photo2

photo 2

The left atrium and ventricle were collapsed due to severe pulmonary hypertension. Of course, in this situation surgical extraction of the worms is the first choise8, but this option was declined by the owners. So we started treatment with doxycycline 10 mg/kg/sid, moxidectin+imidacloprid topically, and sildenafil 1mg/kg/bid. Several days after the start of the treatment the dog was in better condition, and on the echocardiographic examination we found that the left ventricle is relatively dilated, compared with the previous exam, the number of worms in the tricuspid valve region was subjectively lower. However, on m-mode, the systolic motions of Interventricular septum and left ventricular free wall was weak(photo 2). Therefore we suggested that the dog has subclinical dilated cardiomyopathy, which contributed to the development of the caval syndrome. We added pimobendane – 0.25mg/kg/bid and benazepril – 0.5 mg/kg/bid and prednisolone – 0.5mg/kg/sid to the therapy for thromboembolism prophylactic. On the next control examination, the dog was feeling better, there were no heartworms in the right atrium and ventricle and in the pulmonary artery(photo 3,4).

photo4

photo 4

photo3

photo 3

photo 5

photo 5

After a month from the diagnosis we stopped the doxycycline and continued with other pimobendane, benazepril, topical moxidectin+imidacloprid, sildenafil, and prednisolone – 0.5 mg/kg/48h. After two more months we gradually stopped the prednisolone. Six months after diagnosis the antigen test for heartworms was negative. The dog still had severe pulmonary hypertension, exercise intolerance and coughed occasionally. We continued treatment with pimobendane, benazepril and sildenafil and monthly moxidectin+imidacloprid for heartworms prophylactic. The dog lived for two more years and died from noncardiogenic reasons. I have similar results with two other large-breed dogs, also with caval syndrome, with complete resolution of clinical signs and withdrawal of all drugs, only continuing with moxidectin+imidacloprid for heartworm prophylactic. A small-bred dog developed severe pulmonary hypertension and tricuspid valve granuloma after the third month probably due to damages of the tricuspid valve from heartworms(photo 5), and untreatable right-side heart failure. Soon after the dog was euthanized.

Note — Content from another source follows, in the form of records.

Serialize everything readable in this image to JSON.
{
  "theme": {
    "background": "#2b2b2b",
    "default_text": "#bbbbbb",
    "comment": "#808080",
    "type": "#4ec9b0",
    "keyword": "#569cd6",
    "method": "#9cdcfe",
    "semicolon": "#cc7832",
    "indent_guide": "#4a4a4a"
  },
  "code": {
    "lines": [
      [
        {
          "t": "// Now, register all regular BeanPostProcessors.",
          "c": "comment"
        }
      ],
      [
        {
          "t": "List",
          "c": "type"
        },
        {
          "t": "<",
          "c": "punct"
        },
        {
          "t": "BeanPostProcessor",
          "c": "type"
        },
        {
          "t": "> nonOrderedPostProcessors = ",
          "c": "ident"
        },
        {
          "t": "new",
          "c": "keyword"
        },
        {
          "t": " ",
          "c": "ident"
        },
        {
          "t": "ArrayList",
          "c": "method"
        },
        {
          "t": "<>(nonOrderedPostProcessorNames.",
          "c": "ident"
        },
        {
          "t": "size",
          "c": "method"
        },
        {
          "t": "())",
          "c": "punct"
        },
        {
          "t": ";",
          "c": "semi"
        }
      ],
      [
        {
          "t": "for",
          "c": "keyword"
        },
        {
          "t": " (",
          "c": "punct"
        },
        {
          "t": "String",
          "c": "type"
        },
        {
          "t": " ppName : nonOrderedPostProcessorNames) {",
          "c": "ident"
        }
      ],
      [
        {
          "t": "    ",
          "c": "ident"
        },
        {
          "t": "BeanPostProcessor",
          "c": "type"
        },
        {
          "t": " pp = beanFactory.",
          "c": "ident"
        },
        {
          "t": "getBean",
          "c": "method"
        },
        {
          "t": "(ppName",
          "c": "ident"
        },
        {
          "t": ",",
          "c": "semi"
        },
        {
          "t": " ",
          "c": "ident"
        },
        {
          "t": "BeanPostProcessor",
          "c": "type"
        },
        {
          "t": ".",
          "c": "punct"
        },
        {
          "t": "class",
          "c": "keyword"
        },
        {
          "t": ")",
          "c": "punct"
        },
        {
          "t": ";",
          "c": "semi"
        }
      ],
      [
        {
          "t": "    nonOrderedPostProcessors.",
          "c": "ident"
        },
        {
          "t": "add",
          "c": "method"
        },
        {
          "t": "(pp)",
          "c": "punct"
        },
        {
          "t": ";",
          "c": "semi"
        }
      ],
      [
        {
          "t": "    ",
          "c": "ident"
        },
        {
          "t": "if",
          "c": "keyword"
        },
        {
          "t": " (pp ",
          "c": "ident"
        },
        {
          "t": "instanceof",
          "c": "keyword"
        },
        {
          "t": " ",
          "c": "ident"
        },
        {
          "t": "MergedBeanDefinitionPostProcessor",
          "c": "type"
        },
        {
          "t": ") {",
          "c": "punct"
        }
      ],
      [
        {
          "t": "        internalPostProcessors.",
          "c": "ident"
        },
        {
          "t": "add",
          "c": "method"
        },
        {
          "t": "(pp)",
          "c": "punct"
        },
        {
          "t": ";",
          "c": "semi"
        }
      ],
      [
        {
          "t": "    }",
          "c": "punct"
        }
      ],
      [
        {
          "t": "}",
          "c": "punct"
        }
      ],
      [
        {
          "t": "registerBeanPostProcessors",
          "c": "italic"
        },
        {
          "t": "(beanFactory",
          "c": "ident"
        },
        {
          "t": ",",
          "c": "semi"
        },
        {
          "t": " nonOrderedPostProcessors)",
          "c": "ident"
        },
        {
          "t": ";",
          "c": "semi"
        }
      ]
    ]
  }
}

The “slow kill” protocol is arguably more suitable for large and giant breed dogs, where the surgical extraction is more challenging, and the treatment with melarsomine is more expensive. In caval syndrome, the worms could be moved back in the pulmonary artery with a combination of pimobendane and sildenafil. Sildenafil is a phosphodiesterase 5 inhibitor, and pimobendane is a phosphodiesterase 3 inhibitor. The combination leads to more profound reduction in pulmonary artery pressure. The pimobendane has positive inotropic effect, hence the combination of improved myocardial function and lower pulmonary artery pressure helps in movement of the heartworms from right heart in pulmonary artery9(photo 6, 7 – before and after administration of pimobendane and sildenafil).

photo 6

photo 6

photo 7

photo 7

In small and medium dog breeds the surgical extraction, when possible, is the best choice, however, do not exclude the use of macrocyclic lactones and melarsomine.

In conclusion, when we treat a dog with dirofilariosis, we should first rely on the American heartworm society guidelines2. When we decide to use the Slow kill protocol, the macrocyclic lactone of choice is topical moxidectin. It has a unique pharmacokinetic, establishing a peak several days after application, long half-life about 28 days, and steady-state levels after four monthly applications, ensuring constant and high exposure of the parasites to the drug10,11. Of course doxycycline is also mandatory for adulticide therapy. Last but not least, we always have to think of the patient, we have to treat the patient rather than the disease, and to ensure good quality of life to them.